YOUR OBJECTIVE: Below is a set of records. Repeat all of them exactly.

RECORD EXTRACTS:
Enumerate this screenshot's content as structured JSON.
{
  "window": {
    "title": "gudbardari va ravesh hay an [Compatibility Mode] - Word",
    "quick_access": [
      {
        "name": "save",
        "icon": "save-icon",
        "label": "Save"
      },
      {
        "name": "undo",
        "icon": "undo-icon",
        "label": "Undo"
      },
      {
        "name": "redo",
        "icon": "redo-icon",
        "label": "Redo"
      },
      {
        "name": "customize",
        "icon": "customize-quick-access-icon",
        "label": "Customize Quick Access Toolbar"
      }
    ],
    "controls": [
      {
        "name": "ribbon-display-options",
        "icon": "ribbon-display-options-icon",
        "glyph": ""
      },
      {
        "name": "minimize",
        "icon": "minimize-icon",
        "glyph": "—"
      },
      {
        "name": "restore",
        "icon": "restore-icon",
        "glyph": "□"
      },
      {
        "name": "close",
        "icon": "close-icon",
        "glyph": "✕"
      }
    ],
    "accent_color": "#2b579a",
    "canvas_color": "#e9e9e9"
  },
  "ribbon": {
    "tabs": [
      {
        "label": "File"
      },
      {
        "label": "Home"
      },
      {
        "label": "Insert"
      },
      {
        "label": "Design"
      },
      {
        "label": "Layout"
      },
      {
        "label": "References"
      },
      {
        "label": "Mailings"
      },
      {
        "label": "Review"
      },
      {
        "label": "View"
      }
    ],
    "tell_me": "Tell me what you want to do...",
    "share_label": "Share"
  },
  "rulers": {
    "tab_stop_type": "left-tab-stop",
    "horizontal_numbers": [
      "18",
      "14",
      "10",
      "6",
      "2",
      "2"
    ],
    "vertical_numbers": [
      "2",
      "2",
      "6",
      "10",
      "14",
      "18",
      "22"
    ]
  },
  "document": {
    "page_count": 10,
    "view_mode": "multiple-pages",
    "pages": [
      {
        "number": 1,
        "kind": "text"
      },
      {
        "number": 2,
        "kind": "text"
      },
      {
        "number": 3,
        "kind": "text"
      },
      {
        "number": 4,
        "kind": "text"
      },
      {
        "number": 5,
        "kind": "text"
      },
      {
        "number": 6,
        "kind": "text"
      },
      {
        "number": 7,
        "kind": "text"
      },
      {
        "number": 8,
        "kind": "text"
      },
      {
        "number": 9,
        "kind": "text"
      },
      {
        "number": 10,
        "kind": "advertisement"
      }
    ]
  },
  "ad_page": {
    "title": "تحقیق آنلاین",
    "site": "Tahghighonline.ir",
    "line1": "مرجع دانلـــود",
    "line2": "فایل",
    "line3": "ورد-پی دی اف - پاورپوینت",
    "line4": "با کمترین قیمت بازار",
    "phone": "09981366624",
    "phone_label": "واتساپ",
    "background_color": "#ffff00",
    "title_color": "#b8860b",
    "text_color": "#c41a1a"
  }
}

RESPONSE TO THE EXERCISE:
Enumerate this screenshot's content as structured JSON.
{
  "window": {
    "title": "gudbardari va ravesh hay an [Compatibility Mode] - Word",
    "quick_access": [
      {
        "name": "save",
        "icon": "save-icon",
        "label": "Save"
      },
      {
        "name": "undo",
        "icon": "undo-icon",
        "label": "Undo"
      },
      {
        "name": "redo",
        "icon": "redo-icon",
        "label": "Redo"
      },
      {
        "name": "customize",
        "icon": "customize-quick-access-icon",
        "label": "Customize Quick Access Toolbar"
      }
    ],
    "controls": [
      {
        "name": "ribbon-display-options",
        "icon": "ribbon-display-options-icon",
        "glyph": ""
      },
      {
        "name": "minimize",
        "icon": "minimize-icon",
        "glyph": "—"
      },
      {
        "name": "restore",
        "icon": "restore-icon",
        "glyph": "□"
      },
      {
        "name": "close",
        "icon": "close-icon",
        "glyph": "✕"
      }
    ],
    "accent_color": "#2b579a",
    "canvas_color": "#e9e9e9"
  },
  "ribbon": {
    "tabs": [
      {
        "label": "File"
      },
      {
        "label": "Home"
      },
      {
        "label": "Insert"
      },
      {
        "label": "Design"
      },
      {
        "label": "Layout"
      },
      {
        "label": "References"
      },
      {
        "label": "Mailings"
      },
      {
        "label": "Review"
      },
      {
        "label": "View"
      }
    ],
    "tell_me": "Tell me what you want to do...",
    "share_label": "Share"
  },
  "rulers": {
    "tab_stop_type": "left-tab-stop",
    "horizontal_numbers": [
      "18",
      "14",
      "10",
      "6",
      "2",
      "2"
    ],
    "vertical_numbers": [
      "2",
      "2",
      "6",
      "10",
      "14",
      "18",
      "22"
    ]
  },
  "document": {
    "page_count": 10,
    "view_mode": "multiple-pages",
    "pages": [
      {
        "number": 1,
        "kind": "text"
      },
      {
        "number": 2,
        "kind": "text"
      },
      {
        "number": 3,
        "kind": "text"
      },
      {
        "number": 4,
        "kind": "text"
      },
      {
        "number": 5,
        "kind": "text"
      },
      {
        "number": 6,
        "kind": "text"
      },
      {
        "number": 7,
        "kind": "text"
      },
      {
        "number": 8,
        "kind": "text"
      },
      {
        "number": 9,
        "kind": "text"
      },
      {
        "number": 10,
        "kind": "advertisement"
      }
    ]
  },
  "ad_page": {
    "title": "تحقیق آنلاین",
    "site": "Tahghighonline.ir",
    "line1": "مرجع دانلـــود",
    "line2": "فایل",
    "line3": "ورد-پی دی اف - پاورپوینت",
    "line4": "با کمترین قیمت بازار",
    "phone": "09981366624",
    "phone_label": "واتساپ",
    "background_color": "#ffff00",
    "title_color": "#b8860b",
    "text_color": "#c41a1a"
  }
}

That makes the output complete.